socially acceptable (say c.1910) one of the main functions of popular music
has been to be danced to! As well, this is more true for that section of
the public who are young enough to be involved in "pair bonding" (both
permanent and temporary). So, there is importantant meaning in the old
"American Bandstand" cliche..."Well, I'll give it an 85...it's got a
good beat and you can dance to it!" Since the advent of "The Twist"
around 1961, dancing has become a different sort of activity, where
the partners stay a foot or two apart and shake at one another...
and that sort of dance is best accomplished to what is called a
"funk" rhythm (think of soul music, James Brown, et al) rather
than its ancestor, the 4/4 beat of vintage jazz and pop to which
one performed the Charleston (and the later shuffle rhythm of
"swing" to which the following generation danced, and which
also "powered" the beginnings of "rock'n'roll"). This means that
the revival of pre-sixties pop music would also mean the revival
of older styles of "pop" dancing!
As far as to what extent an A&R man can determine pop music...I
think the one requirement is that he has to be familiar with the

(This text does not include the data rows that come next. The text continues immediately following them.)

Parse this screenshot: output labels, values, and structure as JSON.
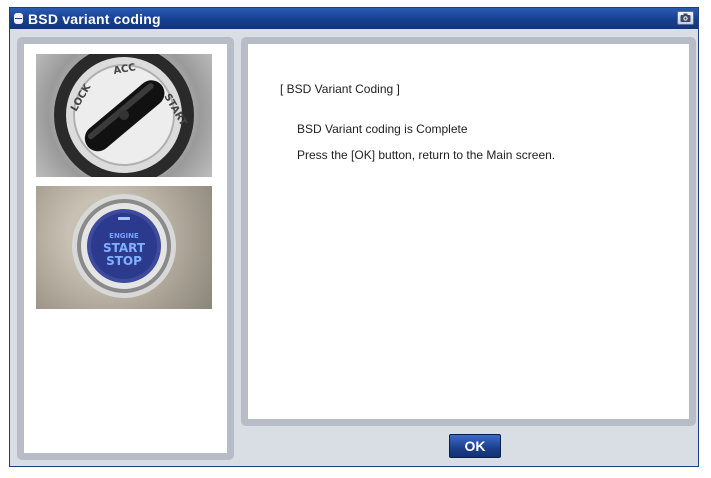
{
  "window": {
    "title": "BSD variant coding",
    "title_icon": "disc-icon",
    "capture_icon": "camera-icon"
  },
  "images": {
    "ignition_key": {
      "description_icon": "ignition-key-icon",
      "labels": [
        "LOCK",
        "ACC",
        "START"
      ]
    },
    "start_stop_button": {
      "description_icon": "start-stop-button-icon",
      "labels": [
        "ENGINE",
        "START",
        "STOP"
      ]
    }
  },
  "content": {
    "heading": "[ BSD Variant Coding ]",
    "line1": "BSD Variant coding is Complete",
    "line2": "Press the [OK] button, return to the Main screen."
  },
  "buttons": {
    "ok_label": "OK"
  },
  "colors": {
    "titlebar": "#163f8f",
    "panel_frame": "#b8bcc6",
    "ok_button": "#1b3f8c"
  }
}
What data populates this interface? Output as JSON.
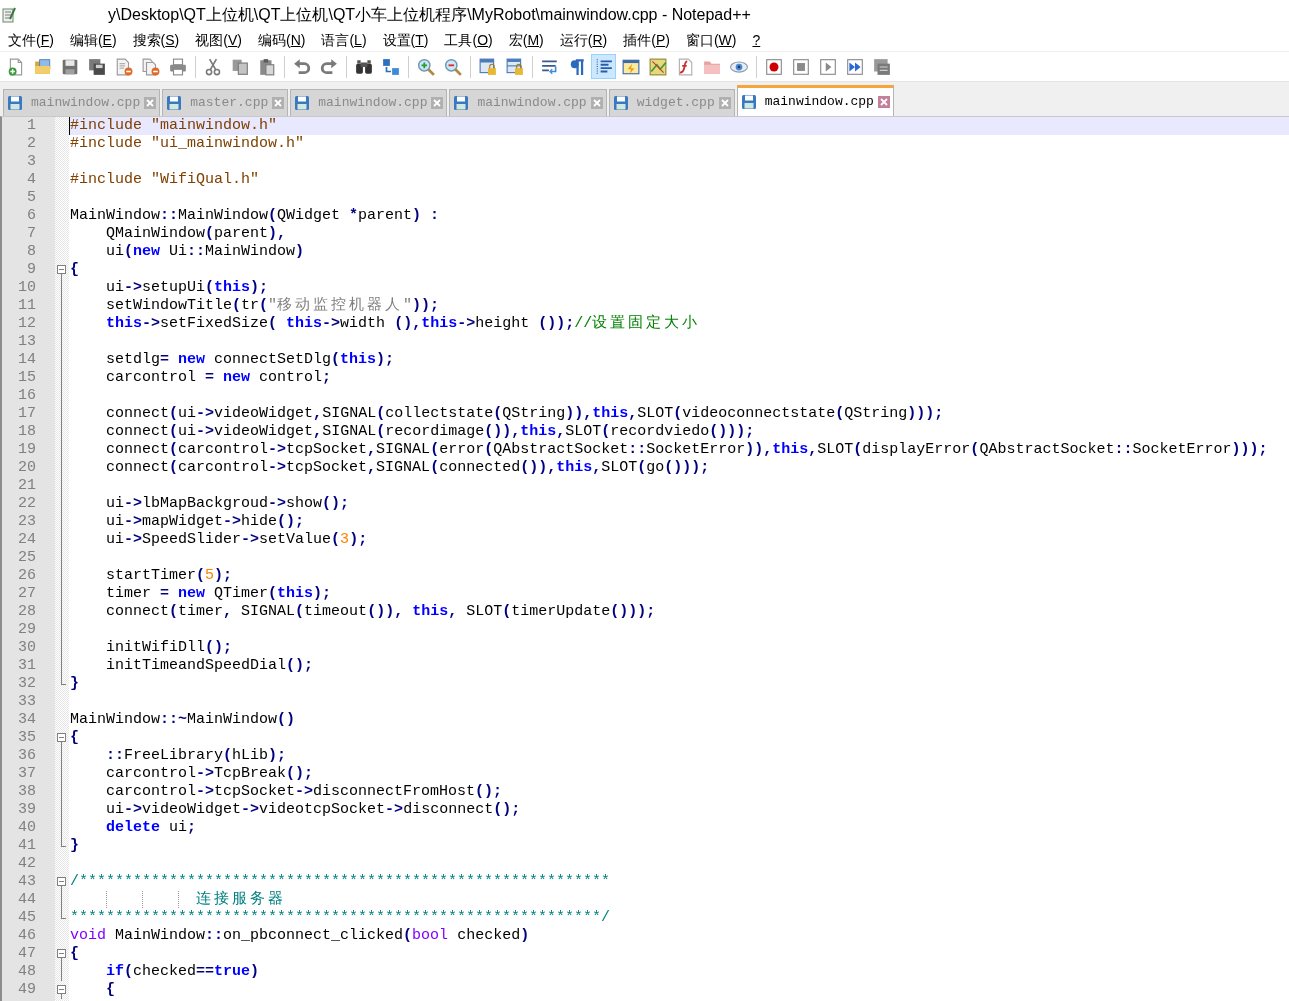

current tastes of the pop-music audience. John Hammond's "discoveries"
during his career were all artists who were basically playing current
pop music, but doing so better than most. People simply won't accept
music that is significantly different from what they are already
listening to...over the years and decades, popular music has
evolved fairly gradually rather than in a series of "jumps!"
Music which is too radically different (i.e. avant-garde jazz
and some of the more outre "serious" music" seems to sail right
over the heads of about 99% of the public!
Steven C. Barr